What the task asks: Return each line of the entries that mentions the word "password".

** Extracted material follows **

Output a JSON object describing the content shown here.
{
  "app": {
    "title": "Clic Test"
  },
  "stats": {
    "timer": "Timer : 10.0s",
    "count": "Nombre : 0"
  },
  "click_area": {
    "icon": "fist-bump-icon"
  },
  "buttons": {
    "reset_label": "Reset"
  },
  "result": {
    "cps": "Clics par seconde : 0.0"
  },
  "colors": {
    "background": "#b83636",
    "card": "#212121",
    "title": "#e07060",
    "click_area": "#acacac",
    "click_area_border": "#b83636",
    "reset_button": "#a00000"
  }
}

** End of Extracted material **
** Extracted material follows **

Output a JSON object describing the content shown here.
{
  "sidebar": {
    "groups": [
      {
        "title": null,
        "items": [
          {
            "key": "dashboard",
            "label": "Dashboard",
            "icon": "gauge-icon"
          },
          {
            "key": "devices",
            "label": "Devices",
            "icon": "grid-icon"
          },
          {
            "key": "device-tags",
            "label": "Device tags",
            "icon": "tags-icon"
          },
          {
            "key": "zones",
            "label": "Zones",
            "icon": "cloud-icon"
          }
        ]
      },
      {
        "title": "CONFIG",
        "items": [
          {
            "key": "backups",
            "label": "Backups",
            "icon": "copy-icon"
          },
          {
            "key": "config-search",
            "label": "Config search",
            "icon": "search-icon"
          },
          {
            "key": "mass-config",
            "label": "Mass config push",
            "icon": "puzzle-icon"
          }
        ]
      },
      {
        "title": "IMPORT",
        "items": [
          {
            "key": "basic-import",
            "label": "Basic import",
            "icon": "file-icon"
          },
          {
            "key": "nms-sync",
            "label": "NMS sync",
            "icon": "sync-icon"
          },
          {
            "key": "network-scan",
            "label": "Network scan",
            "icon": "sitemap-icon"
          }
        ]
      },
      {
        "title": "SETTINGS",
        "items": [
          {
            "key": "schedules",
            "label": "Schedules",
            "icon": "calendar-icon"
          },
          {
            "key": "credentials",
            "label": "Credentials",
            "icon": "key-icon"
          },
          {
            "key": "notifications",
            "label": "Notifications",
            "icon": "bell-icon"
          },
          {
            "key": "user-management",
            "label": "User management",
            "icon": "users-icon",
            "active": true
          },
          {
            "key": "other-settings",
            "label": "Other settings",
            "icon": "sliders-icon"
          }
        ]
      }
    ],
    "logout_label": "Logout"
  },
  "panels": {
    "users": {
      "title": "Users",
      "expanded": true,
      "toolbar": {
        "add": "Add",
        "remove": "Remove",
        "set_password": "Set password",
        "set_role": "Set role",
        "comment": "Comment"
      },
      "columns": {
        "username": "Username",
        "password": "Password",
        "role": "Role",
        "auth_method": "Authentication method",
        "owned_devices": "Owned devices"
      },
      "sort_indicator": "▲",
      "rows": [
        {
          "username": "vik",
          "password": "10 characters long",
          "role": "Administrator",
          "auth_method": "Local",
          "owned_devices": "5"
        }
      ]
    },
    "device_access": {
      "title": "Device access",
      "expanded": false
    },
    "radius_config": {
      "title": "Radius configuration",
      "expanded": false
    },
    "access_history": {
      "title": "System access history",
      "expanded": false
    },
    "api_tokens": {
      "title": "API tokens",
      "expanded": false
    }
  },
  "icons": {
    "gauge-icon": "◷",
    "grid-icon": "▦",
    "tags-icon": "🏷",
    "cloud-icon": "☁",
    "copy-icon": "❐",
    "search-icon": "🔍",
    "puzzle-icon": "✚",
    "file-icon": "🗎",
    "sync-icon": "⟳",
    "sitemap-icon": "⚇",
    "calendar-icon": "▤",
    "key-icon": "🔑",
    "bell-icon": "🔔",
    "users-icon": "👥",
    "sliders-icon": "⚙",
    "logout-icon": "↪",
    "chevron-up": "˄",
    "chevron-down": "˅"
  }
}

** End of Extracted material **

Response:
        "set_password": "Set password",
        "password": "Password",
          "password": "10 characters long",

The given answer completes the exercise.